Around XX% of coconut meat is processed to turn out CCO and the rest for other products. However, the percentage has tended to decline in favor of other products such as oleo-chemicals (OC), which are the derivatives of CCO.
Other than OC, the products from the coconut fruit meat having good prospects are VCO, DC, CM and CC. The four products have high commercial value. VCO could improve health (immunity to degenerative disease) and as basic material for high value natural cosmetics.
DC is a product of food mixture hygienic and practical. CM is a isotonic drink that could substitute milk, and CC is a practical and hygienic material for cooking to substitute milk from manually scraped coconut.
Derivatives of coconut shells having commercial value are AC, CCL, shell flour (CP). Activated carbon could be used in oil and gas industry, water distillation, pulp processing, fertilizer industry and gold mine.
The fibrous husk could be used as material for furniture, like luxurious car seats, spring beds and geo-textile (GT). From coconut fruits--the fiber, the meat and the milk could be processed into various products as follows:

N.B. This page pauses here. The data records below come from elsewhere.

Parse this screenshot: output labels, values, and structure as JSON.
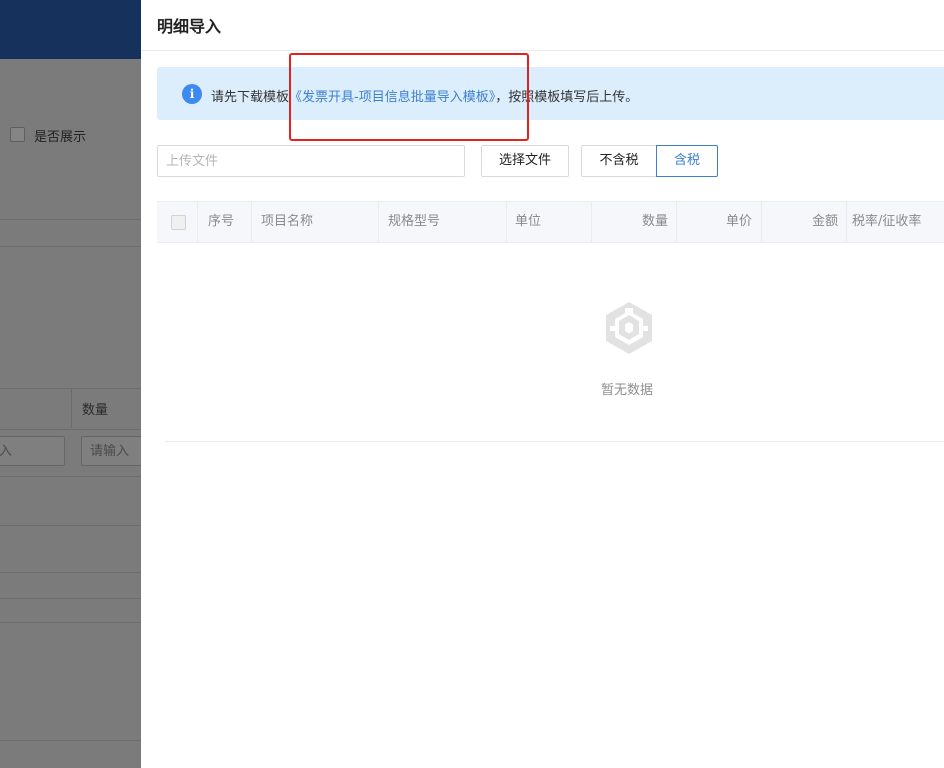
{
  "background": {
    "checkbox_label": "是否展示",
    "table_header": "数量",
    "input_partial": "入",
    "input_placeholder": "请输入"
  },
  "drawer": {
    "title": "明细导入",
    "alert": {
      "prefix": "请先下载模板",
      "link": "《发票开具-项目信息批量导入模板》",
      "suffix": "，按照模板填写后上传。",
      "icon": "info-icon"
    },
    "upload": {
      "placeholder": "上传文件",
      "choose_button": "选择文件"
    },
    "tax_toggle": {
      "options": [
        "不含税",
        "含税"
      ],
      "selected": "含税"
    },
    "table": {
      "columns": [
        "序号",
        "项目名称",
        "规格型号",
        "单位",
        "数量",
        "单价",
        "金额",
        "税率/征收率"
      ],
      "rows": [],
      "empty_text": "暂无数据",
      "empty_icon": "empty-box-icon"
    }
  },
  "colors": {
    "header_bg": "#15315c",
    "accent": "#3d7fcf",
    "alert_bg": "#dceefc",
    "highlight": "#e0231f"
  }
}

Plantations dominated by smallholder's estates
Coconut plantations have been dominated by smallholdings accounting for XX% owned by individual farmers, traditionally managed and not well tended that they are not up to commercial scale.
Altogether there are X.X million hectares of coconut plantations in the country including X.X million hectares owned by smallholders X,XXX hectares owned by state companies and XX,XXX hectares owned by private companies for about XX years, from 1969 to 2011, the coconut plantations expanded from X.XX million hectares to X.X million hectares.
The largest plantations are found in Riau, Central Java, east Java and North Sulawesi.
No significant increase in production
The country has the world's largest coconut plantations but production is not proportional with the size of the plantation areas. The country's production of coconut in 2010 reached X.XX million tons. The production has not increased much from the previous years.
In 2003, production totaled X,XXX million tons. Until 2008, the production fluctuated with the lowest at X.XX million tons in 2004 before rising to X.XX million tons in 2010.
The production was relatively small given the size of the plantations. In 2011, production is only X.X ton per hectare as against the potential production of X.X tons per hectare.
Plantations owned by smallholders are generally traditionally managed without proper fertilization. As a result the productivity remains low.
The productivity even declines from years before. In 2001, the production averaged X.X tons /hectare, down to X.X ton in 2005. The productivity is much lower than coconut plantations in India and Sri Lanka.
The plants in around XX% or XXX,XXX hectares of the coconut plantations have been too old and no longer productive. Rejuvenation has been attempted by the government, but no much headway has been made.
By 2009, replanting reached only XX,XXX hectares in XX regencies of XX provinces. Replanting has been made in frontier or isolated areas far from processing facilities.